## Aim of the exercise
Find each line below where the word "JSON" occurs, and copy it.

========================

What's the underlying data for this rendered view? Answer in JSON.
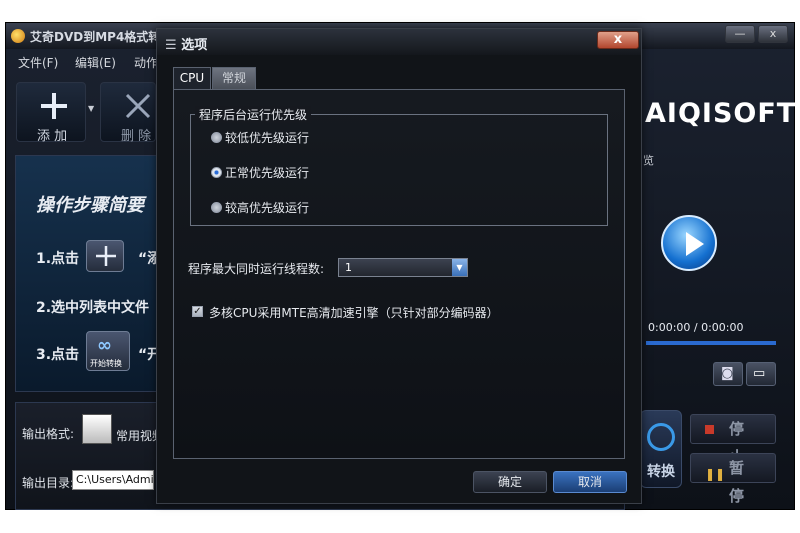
{
  "app": {
    "title": "艾奇DVD到MP4格式转",
    "menu": [
      "文件(F)",
      "编辑(E)",
      "动作"
    ],
    "toolbar": {
      "add_label": "添 加",
      "delete_label": "删 除"
    },
    "steps": {
      "title": "操作步骤简要",
      "step1_text": "1.点击",
      "step1_quote": "“添",
      "step2_text": "2.选中列表中文件",
      "step3_text": "3.点击",
      "step3_quote": "“开",
      "convert_icon_caption": "开始转换"
    },
    "output": {
      "format_label": "输出格式:",
      "format_value": "常用视频",
      "dir_label": "输出目录:",
      "dir_value": "C:\\Users\\Admin"
    },
    "brand": "AIQISOFT",
    "preview_label": "览",
    "time": "0:00:00 / 0:00:00",
    "stop_label": "停 止",
    "pause_label": "暂 停",
    "convert_label": "转换"
  },
  "dialog": {
    "title": "选项",
    "close_label": "x",
    "tabs": [
      {
        "label": "CPU",
        "active": true
      },
      {
        "label": "常规",
        "active": false
      }
    ],
    "priority": {
      "group_title": "程序后台运行优先级",
      "options": [
        {
          "label": "较低优先级运行",
          "checked": false
        },
        {
          "label": "正常优先级运行",
          "checked": true
        },
        {
          "label": "较高优先级运行",
          "checked": false
        }
      ]
    },
    "threads": {
      "label": "程序最大同时运行线程数:",
      "value": "1"
    },
    "mte": {
      "label": "多核CPU采用MTE高清加速引擎（只针对部分编码器）",
      "checked": true
    },
    "ok_label": "确定",
    "cancel_label": "取消"
  },
  "colors": {
    "accent": "#2a6ad0",
    "close_red": "#b2462e"
  }
}
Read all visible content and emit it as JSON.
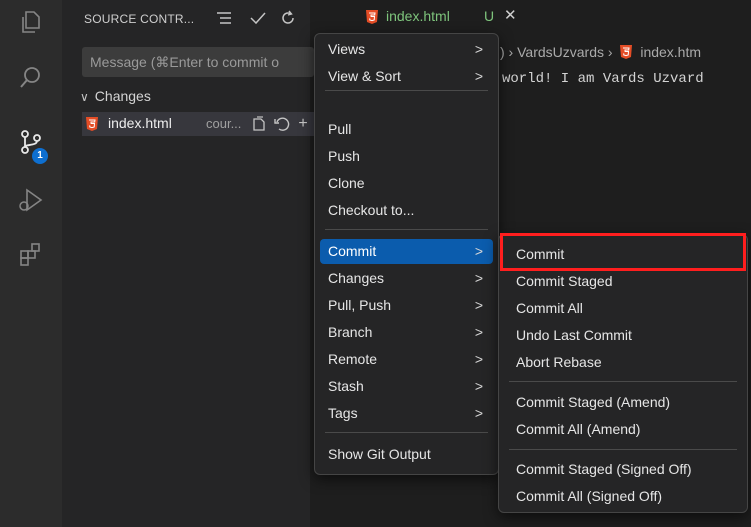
{
  "sidebar": {
    "title": "SOURCE CONTR...",
    "more_label": "···",
    "message_placeholder": "Message (⌘Enter to commit o",
    "changes_label": "Changes",
    "changes_chevron": "∨",
    "file": {
      "name": "index.html",
      "dir": "cour...",
      "add_label": "+"
    }
  },
  "activity": {
    "badge": "1"
  },
  "tab": {
    "name": "index.html",
    "status": "U",
    "close": "✕"
  },
  "editor": {
    "breadcrumb_prefix": ") › VardsUzvards ›",
    "breadcrumb_file": "index.htm",
    "code": "world! I am Vards Uzvard"
  },
  "menu": {
    "views": "Views",
    "view_sort": "View & Sort",
    "pull": "Pull",
    "push": "Push",
    "clone": "Clone",
    "checkout": "Checkout to...",
    "commit": "Commit",
    "changes": "Changes",
    "pull_push": "Pull, Push",
    "branch": "Branch",
    "remote": "Remote",
    "stash": "Stash",
    "tags": "Tags",
    "show_git_output": "Show Git Output",
    "arrow": ">"
  },
  "submenu": {
    "commit": "Commit",
    "commit_staged": "Commit Staged",
    "commit_all": "Commit All",
    "undo_last_commit": "Undo Last Commit",
    "abort_rebase": "Abort Rebase",
    "commit_staged_amend": "Commit Staged (Amend)",
    "commit_all_amend": "Commit All (Amend)",
    "commit_staged_signed": "Commit Staged (Signed Off)",
    "commit_all_signed": "Commit All (Signed Off)"
  },
  "colors": {
    "accent": "#0b5cad",
    "highlight": "#ff1e1e",
    "untracked": "#7ec47c",
    "html_icon": "#e44d26"
  }
}
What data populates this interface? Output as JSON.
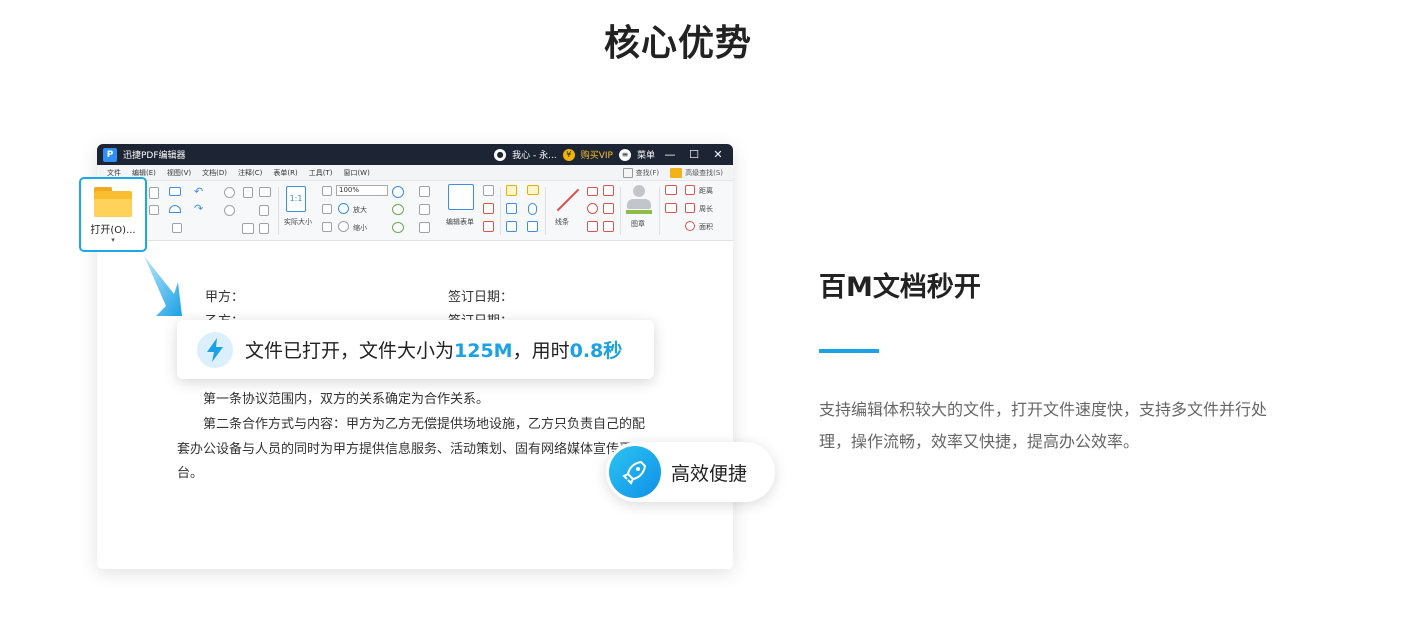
{
  "section_title": "核心优势",
  "app": {
    "logo_letter": "P",
    "window_title": "迅捷PDF编辑器",
    "user_label": "我心 - 永...",
    "vip_icon_glyph": "¥",
    "vip_label": "购买VIP",
    "menu_label": "菜单",
    "menubar": [
      "文件",
      "编辑(E)",
      "视图(V)",
      "文档(D)",
      "注释(C)",
      "表单(R)",
      "工具(T)",
      "窗口(W)"
    ],
    "find_label": "查找(F)",
    "advanced_find_label": "高级查找(S)",
    "ribbon": {
      "zoom_value": "100%",
      "actual_size": "实际大小",
      "zoom_in": "放大",
      "zoom_out": "缩小",
      "edit_form": "编辑表单",
      "line": "线条",
      "stamp": "图章",
      "distance": "距离",
      "perimeter": "周长",
      "area": "面积",
      "actual_size_icon_text": "1:1"
    }
  },
  "open_button": {
    "label": "打开(O)..."
  },
  "document": {
    "party_a": "甲方：",
    "sign_date_1": "签订日期：",
    "party_b": "乙方：",
    "sign_date_2": "签订日期：",
    "clause_1": "第一条协议范围内，双方的关系确定为合作关系。",
    "clause_2_line1": "第二条合作方式与内容：甲方为乙方无偿提供场地设施，乙方只负责自己的配",
    "clause_2_line2": "套办公设备与人员的同时为甲方提供信息服务、活动策划、固有网络媒体宣传平",
    "clause_2_line3": "台。"
  },
  "toast": {
    "text_1": "文件已打开，文件大小为",
    "size": "125M",
    "text_2": "，用时",
    "time": "0.8秒"
  },
  "badge": {
    "label": "高效便捷"
  },
  "feature": {
    "title": "百M文档秒开",
    "description": "支持编辑体积较大的文件，打开文件速度快，支持多文件并行处理，操作流畅，效率又快捷，提高办公效率。"
  },
  "colors": {
    "accent": "#1aa1e6",
    "titlebar": "#1d2433",
    "folder": "#f9bd2f"
  }
}
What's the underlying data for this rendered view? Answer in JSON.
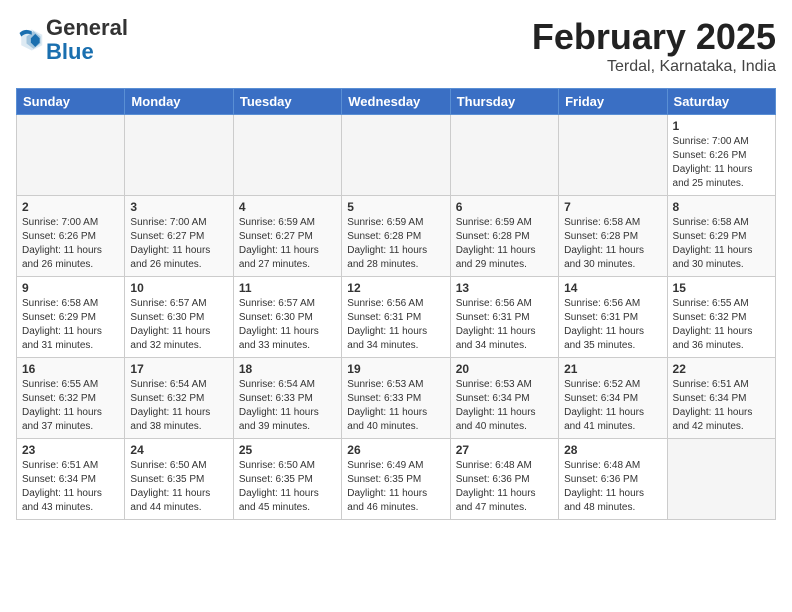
{
  "header": {
    "logo_general": "General",
    "logo_blue": "Blue",
    "month_title": "February 2025",
    "location": "Terdal, Karnataka, India"
  },
  "days_of_week": [
    "Sunday",
    "Monday",
    "Tuesday",
    "Wednesday",
    "Thursday",
    "Friday",
    "Saturday"
  ],
  "weeks": [
    [
      {
        "day": "",
        "info": ""
      },
      {
        "day": "",
        "info": ""
      },
      {
        "day": "",
        "info": ""
      },
      {
        "day": "",
        "info": ""
      },
      {
        "day": "",
        "info": ""
      },
      {
        "day": "",
        "info": ""
      },
      {
        "day": "1",
        "info": "Sunrise: 7:00 AM\nSunset: 6:26 PM\nDaylight: 11 hours\nand 25 minutes."
      }
    ],
    [
      {
        "day": "2",
        "info": "Sunrise: 7:00 AM\nSunset: 6:26 PM\nDaylight: 11 hours\nand 26 minutes."
      },
      {
        "day": "3",
        "info": "Sunrise: 7:00 AM\nSunset: 6:27 PM\nDaylight: 11 hours\nand 26 minutes."
      },
      {
        "day": "4",
        "info": "Sunrise: 6:59 AM\nSunset: 6:27 PM\nDaylight: 11 hours\nand 27 minutes."
      },
      {
        "day": "5",
        "info": "Sunrise: 6:59 AM\nSunset: 6:28 PM\nDaylight: 11 hours\nand 28 minutes."
      },
      {
        "day": "6",
        "info": "Sunrise: 6:59 AM\nSunset: 6:28 PM\nDaylight: 11 hours\nand 29 minutes."
      },
      {
        "day": "7",
        "info": "Sunrise: 6:58 AM\nSunset: 6:28 PM\nDaylight: 11 hours\nand 30 minutes."
      },
      {
        "day": "8",
        "info": "Sunrise: 6:58 AM\nSunset: 6:29 PM\nDaylight: 11 hours\nand 30 minutes."
      }
    ],
    [
      {
        "day": "9",
        "info": "Sunrise: 6:58 AM\nSunset: 6:29 PM\nDaylight: 11 hours\nand 31 minutes."
      },
      {
        "day": "10",
        "info": "Sunrise: 6:57 AM\nSunset: 6:30 PM\nDaylight: 11 hours\nand 32 minutes."
      },
      {
        "day": "11",
        "info": "Sunrise: 6:57 AM\nSunset: 6:30 PM\nDaylight: 11 hours\nand 33 minutes."
      },
      {
        "day": "12",
        "info": "Sunrise: 6:56 AM\nSunset: 6:31 PM\nDaylight: 11 hours\nand 34 minutes."
      },
      {
        "day": "13",
        "info": "Sunrise: 6:56 AM\nSunset: 6:31 PM\nDaylight: 11 hours\nand 34 minutes."
      },
      {
        "day": "14",
        "info": "Sunrise: 6:56 AM\nSunset: 6:31 PM\nDaylight: 11 hours\nand 35 minutes."
      },
      {
        "day": "15",
        "info": "Sunrise: 6:55 AM\nSunset: 6:32 PM\nDaylight: 11 hours\nand 36 minutes."
      }
    ],
    [
      {
        "day": "16",
        "info": "Sunrise: 6:55 AM\nSunset: 6:32 PM\nDaylight: 11 hours\nand 37 minutes."
      },
      {
        "day": "17",
        "info": "Sunrise: 6:54 AM\nSunset: 6:32 PM\nDaylight: 11 hours\nand 38 minutes."
      },
      {
        "day": "18",
        "info": "Sunrise: 6:54 AM\nSunset: 6:33 PM\nDaylight: 11 hours\nand 39 minutes."
      },
      {
        "day": "19",
        "info": "Sunrise: 6:53 AM\nSunset: 6:33 PM\nDaylight: 11 hours\nand 40 minutes."
      },
      {
        "day": "20",
        "info": "Sunrise: 6:53 AM\nSunset: 6:34 PM\nDaylight: 11 hours\nand 40 minutes."
      },
      {
        "day": "21",
        "info": "Sunrise: 6:52 AM\nSunset: 6:34 PM\nDaylight: 11 hours\nand 41 minutes."
      },
      {
        "day": "22",
        "info": "Sunrise: 6:51 AM\nSunset: 6:34 PM\nDaylight: 11 hours\nand 42 minutes."
      }
    ],
    [
      {
        "day": "23",
        "info": "Sunrise: 6:51 AM\nSunset: 6:34 PM\nDaylight: 11 hours\nand 43 minutes."
      },
      {
        "day": "24",
        "info": "Sunrise: 6:50 AM\nSunset: 6:35 PM\nDaylight: 11 hours\nand 44 minutes."
      },
      {
        "day": "25",
        "info": "Sunrise: 6:50 AM\nSunset: 6:35 PM\nDaylight: 11 hours\nand 45 minutes."
      },
      {
        "day": "26",
        "info": "Sunrise: 6:49 AM\nSunset: 6:35 PM\nDaylight: 11 hours\nand 46 minutes."
      },
      {
        "day": "27",
        "info": "Sunrise: 6:48 AM\nSunset: 6:36 PM\nDaylight: 11 hours\nand 47 minutes."
      },
      {
        "day": "28",
        "info": "Sunrise: 6:48 AM\nSunset: 6:36 PM\nDaylight: 11 hours\nand 48 minutes."
      },
      {
        "day": "",
        "info": ""
      }
    ]
  ]
}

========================

## Answer area
What's the underlying data for this rendered view? Answer in JSON.
Read all visible content and emit it as JSON.
What data populates this interface? Output as JSON.
What's the underlying data for this rendered view? Answer in JSON.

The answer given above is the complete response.